thank u john, i'm not good enough to understand all u've said, but I've understood at least the principles ;) I'm just trying some excercise right now and I want to ask something... I've this problem:

"write a program that finds all the prime number between 1 to 100".

The solution given from the book is:

class Prime {    
  public static void main(String args[]) {    
    int i, j; 
    boolean isprime; 
    for(i=1; i < 100; i++) { 
      isprime = true;  
      // see if the number is evenly divisible 
      for(j=2; j < i/j; j++) 
        // if it is, then its not prime 
        if((i%j) == 0) isprime = false; 
        System.out.println(i + " is prime."); 
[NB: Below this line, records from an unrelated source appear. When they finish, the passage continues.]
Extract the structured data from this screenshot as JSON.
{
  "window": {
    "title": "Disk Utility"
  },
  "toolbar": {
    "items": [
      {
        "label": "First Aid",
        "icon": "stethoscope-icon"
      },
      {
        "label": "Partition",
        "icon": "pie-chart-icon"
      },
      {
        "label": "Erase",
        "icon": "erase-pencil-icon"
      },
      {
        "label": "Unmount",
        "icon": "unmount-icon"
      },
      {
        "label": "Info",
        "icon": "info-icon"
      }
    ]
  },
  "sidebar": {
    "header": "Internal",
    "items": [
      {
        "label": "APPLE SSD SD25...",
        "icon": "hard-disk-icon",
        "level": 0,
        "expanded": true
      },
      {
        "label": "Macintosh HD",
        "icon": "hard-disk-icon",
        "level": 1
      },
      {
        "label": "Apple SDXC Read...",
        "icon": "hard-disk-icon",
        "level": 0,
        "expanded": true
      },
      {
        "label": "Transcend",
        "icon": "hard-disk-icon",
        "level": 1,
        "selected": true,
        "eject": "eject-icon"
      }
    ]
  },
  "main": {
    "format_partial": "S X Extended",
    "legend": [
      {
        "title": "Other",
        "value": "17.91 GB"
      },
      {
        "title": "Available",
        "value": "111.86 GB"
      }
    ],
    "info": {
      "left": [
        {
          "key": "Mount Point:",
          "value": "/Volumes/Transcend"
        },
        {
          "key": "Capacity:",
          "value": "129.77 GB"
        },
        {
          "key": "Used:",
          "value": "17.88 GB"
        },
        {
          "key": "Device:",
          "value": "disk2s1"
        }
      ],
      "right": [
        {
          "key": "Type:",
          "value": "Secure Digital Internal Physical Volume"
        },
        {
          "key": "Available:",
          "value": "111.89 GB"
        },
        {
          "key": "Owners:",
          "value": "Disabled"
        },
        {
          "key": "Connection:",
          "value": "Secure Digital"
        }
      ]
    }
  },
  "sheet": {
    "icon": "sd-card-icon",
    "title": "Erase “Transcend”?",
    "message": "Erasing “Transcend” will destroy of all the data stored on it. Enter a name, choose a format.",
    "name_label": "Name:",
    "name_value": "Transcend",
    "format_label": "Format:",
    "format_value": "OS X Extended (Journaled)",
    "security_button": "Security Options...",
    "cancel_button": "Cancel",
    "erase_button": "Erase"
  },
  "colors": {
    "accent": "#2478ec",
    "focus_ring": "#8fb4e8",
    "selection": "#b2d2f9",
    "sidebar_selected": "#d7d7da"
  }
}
I'm not sure but this program is wrong, right? I mean, like this it give back numbers like 9 and 25, and they are not prime cuz they are divisible for 3 or 5 respectively... I'm missing something or the books is at fault?

edit: this was a print error on the book, on their site they have wrote an errata corrige for it...using "<=" at line 10 instead of only "<". Btw, isn't a simple "j < i" enough? Why they check if it was disivible? I'm missing something? O_o

Have you tried running it? I assure you, it'll work.

Step through the for loop:

for(i=1; i < 100; i++) {

for each number from 1 to 100 - this is wrong, 1 is not prime, but that's a technicality

isprime = true;

set a flag. Assume it's prime unless proved otherwise

for(j=2; j <= i/j; j++)

sub-loop: try each number greater than 1, up to i/2. Stop there because we know there's no factor of i which is greater than i/2. Quick: what is the first value for which this loop will execute?

if((i%j) == 0) isprime = false;

for each value of j, check to see whether it divides i evenly. If it does, we know that i is not prime.

        System.out.println(i + " is prime."); 

if we get to this statement, we've tried every integer value in the range [2..i/2], which is all of potential factors of i. If we found a factor, we set isPrime to true. So, if we didn't find a factor, there wasn't one to find, and we can say that i is prime.

Now, this works, but it's an extremely slow way to write this. It's fine for small values, but it checks a lot of values that it doesn't need to check. For example, if you know that a number is not divisible by 2, you don't need to check 4 or 8, or 236, or any other multiple of 2. So one way to fix this is to keep track of the primes and only check each potential prime against that list. This is usually called the "Sieve of Eratosthenes", after the Greek mathematician who came up with it. It's not hard to write, give it a try.

yes john sorry, probably you catch my post when I've just corrected it! In the first time it was like i've wrote at the end on the previous on, with "<" and not "<=". In that version, it was wrong, but thank you for your big reply! I'll read it carefully now ;)

edit: a nice challenge! So i've to store in someway the prime numbers and do a check over that list? Until now I've not encountered this possibility on the book, but I'll try when I get the grasp on it for sure!